BEGIN AVAILABLE DATA

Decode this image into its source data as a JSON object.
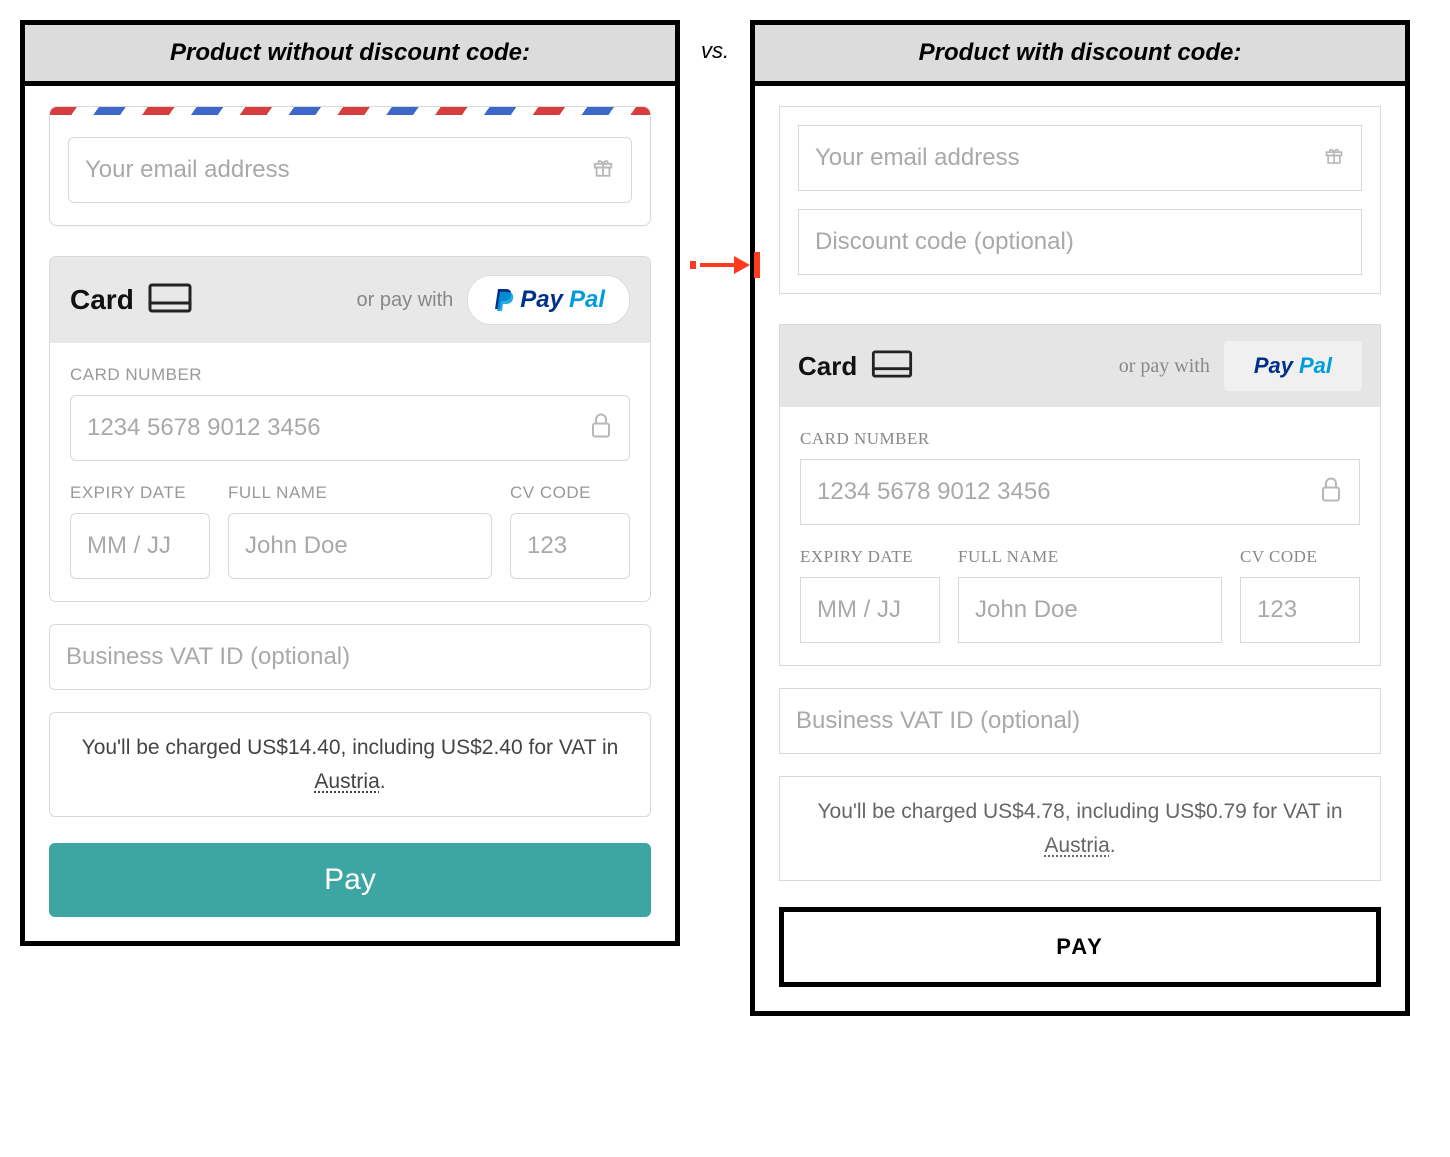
{
  "vs_label": "vs.",
  "left": {
    "header": "Product without discount code:",
    "email_placeholder": "Your email address",
    "card_label": "Card",
    "or_pay_with": "or pay with",
    "paypal_dark": "Pay",
    "paypal_light": "Pal",
    "card_number_label": "CARD NUMBER",
    "card_number_placeholder": "1234 5678 9012 3456",
    "expiry_label": "EXPIRY DATE",
    "expiry_placeholder": "MM / JJ",
    "fullname_label": "FULL NAME",
    "fullname_placeholder": "John Doe",
    "cv_label": "CV CODE",
    "cv_placeholder": "123",
    "vat_placeholder": "Business VAT ID (optional)",
    "charge_prefix": "You'll be charged US$14.40, including US$2.40 for VAT in ",
    "charge_country": "Austria",
    "charge_suffix": ".",
    "pay_button": "Pay"
  },
  "right": {
    "header": "Product with discount code:",
    "email_placeholder": "Your email address",
    "discount_placeholder": "Discount code (optional)",
    "card_label": "Card",
    "or_pay_with": "or pay with",
    "paypal_dark": "Pay",
    "paypal_light": "Pal",
    "card_number_label": "CARD NUMBER",
    "card_number_placeholder": "1234 5678 9012 3456",
    "expiry_label": "EXPIRY DATE",
    "expiry_placeholder": "MM / JJ",
    "fullname_label": "FULL NAME",
    "fullname_placeholder": "John Doe",
    "cv_label": "CV CODE",
    "cv_placeholder": "123",
    "vat_placeholder": "Business VAT ID (optional)",
    "charge_prefix": "You'll be charged US$4.78, including US$0.79 for VAT in ",
    "charge_country": "Austria",
    "charge_suffix": ".",
    "pay_button": "PAY"
  }
}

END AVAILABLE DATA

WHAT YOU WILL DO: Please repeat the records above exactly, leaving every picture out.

WRITTEN ANSWER:
Decode this image into its source data as a JSON object.
{
  "vs_label": "vs.",
  "left": {
    "header": "Product without discount code:",
    "email_placeholder": "Your email address",
    "card_label": "Card",
    "or_pay_with": "or pay with",
    "paypal_dark": "Pay",
    "paypal_light": "Pal",
    "card_number_label": "CARD NUMBER",
    "card_number_placeholder": "1234 5678 9012 3456",
    "expiry_label": "EXPIRY DATE",
    "expiry_placeholder": "MM / JJ",
    "fullname_label": "FULL NAME",
    "fullname_placeholder": "John Doe",
    "cv_label": "CV CODE",
    "cv_placeholder": "123",
    "vat_placeholder": "Business VAT ID (optional)",
    "charge_prefix": "You'll be charged US$14.40, including US$2.40 for VAT in ",
    "charge_country": "Austria",
    "charge_suffix": ".",
    "pay_button": "Pay"
  },
  "right": {
    "header": "Product with discount code:",
    "email_placeholder": "Your email address",
    "discount_placeholder": "Discount code (optional)",
    "card_label": "Card",
    "or_pay_with": "or pay with",
    "paypal_dark": "Pay",
    "paypal_light": "Pal",
    "card_number_label": "CARD NUMBER",
    "card_number_placeholder": "1234 5678 9012 3456",
    "expiry_label": "EXPIRY DATE",
    "expiry_placeholder": "MM / JJ",
    "fullname_label": "FULL NAME",
    "fullname_placeholder": "John Doe",
    "cv_label": "CV CODE",
    "cv_placeholder": "123",
    "vat_placeholder": "Business VAT ID (optional)",
    "charge_prefix": "You'll be charged US$4.78, including US$0.79 for VAT in ",
    "charge_country": "Austria",
    "charge_suffix": ".",
    "pay_button": "PAY"
  }
}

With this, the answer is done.